• _Records to process_
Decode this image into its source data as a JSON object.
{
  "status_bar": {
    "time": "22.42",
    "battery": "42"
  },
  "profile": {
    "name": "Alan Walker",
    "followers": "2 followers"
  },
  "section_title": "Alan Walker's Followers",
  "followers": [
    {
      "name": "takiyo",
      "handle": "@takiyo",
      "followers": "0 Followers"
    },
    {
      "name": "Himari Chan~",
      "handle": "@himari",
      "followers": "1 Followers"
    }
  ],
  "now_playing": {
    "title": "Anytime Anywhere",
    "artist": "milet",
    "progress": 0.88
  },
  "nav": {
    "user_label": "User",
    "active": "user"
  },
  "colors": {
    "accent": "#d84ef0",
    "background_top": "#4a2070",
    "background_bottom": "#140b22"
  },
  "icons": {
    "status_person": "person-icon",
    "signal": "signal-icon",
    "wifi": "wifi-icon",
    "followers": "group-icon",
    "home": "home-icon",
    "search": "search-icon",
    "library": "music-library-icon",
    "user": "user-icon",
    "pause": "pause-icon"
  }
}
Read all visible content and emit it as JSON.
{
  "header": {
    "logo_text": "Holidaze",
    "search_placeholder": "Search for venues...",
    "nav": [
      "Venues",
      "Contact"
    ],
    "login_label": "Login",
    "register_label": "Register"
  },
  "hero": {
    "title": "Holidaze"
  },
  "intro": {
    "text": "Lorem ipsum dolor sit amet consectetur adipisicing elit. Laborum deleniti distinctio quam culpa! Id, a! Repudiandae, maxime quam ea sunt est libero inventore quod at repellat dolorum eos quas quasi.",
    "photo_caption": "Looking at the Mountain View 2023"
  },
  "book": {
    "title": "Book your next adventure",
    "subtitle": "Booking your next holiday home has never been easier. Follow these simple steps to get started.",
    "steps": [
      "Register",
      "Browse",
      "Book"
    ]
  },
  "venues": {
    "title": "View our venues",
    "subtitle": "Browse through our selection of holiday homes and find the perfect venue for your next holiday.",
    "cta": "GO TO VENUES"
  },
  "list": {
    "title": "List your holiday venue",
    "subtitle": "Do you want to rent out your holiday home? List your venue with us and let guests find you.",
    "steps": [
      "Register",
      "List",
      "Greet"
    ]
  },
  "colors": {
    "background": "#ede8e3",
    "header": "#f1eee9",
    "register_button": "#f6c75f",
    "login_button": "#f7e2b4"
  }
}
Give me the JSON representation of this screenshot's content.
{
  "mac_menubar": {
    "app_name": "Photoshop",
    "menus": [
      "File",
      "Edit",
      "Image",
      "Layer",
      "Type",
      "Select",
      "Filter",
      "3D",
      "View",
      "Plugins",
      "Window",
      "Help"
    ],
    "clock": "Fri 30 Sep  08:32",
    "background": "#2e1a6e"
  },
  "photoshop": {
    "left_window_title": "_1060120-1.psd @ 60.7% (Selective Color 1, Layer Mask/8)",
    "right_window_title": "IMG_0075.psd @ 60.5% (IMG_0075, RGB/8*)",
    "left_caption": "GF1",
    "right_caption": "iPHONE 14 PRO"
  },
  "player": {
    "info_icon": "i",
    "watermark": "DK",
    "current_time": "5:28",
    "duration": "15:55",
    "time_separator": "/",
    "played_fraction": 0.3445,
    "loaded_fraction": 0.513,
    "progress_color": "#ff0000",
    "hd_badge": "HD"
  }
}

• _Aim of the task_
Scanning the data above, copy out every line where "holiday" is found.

• _Response_
    "subtitle": "Booking your next holiday home has never been easier. Follow these simple steps to get started.",
    "subtitle": "Browse through our selection of holiday homes and find the perfect venue for your next holiday.",
    "title": "List your holiday venue",
    "subtitle": "Do you want to rent out your holiday home? List your venue with us and let guests find you.",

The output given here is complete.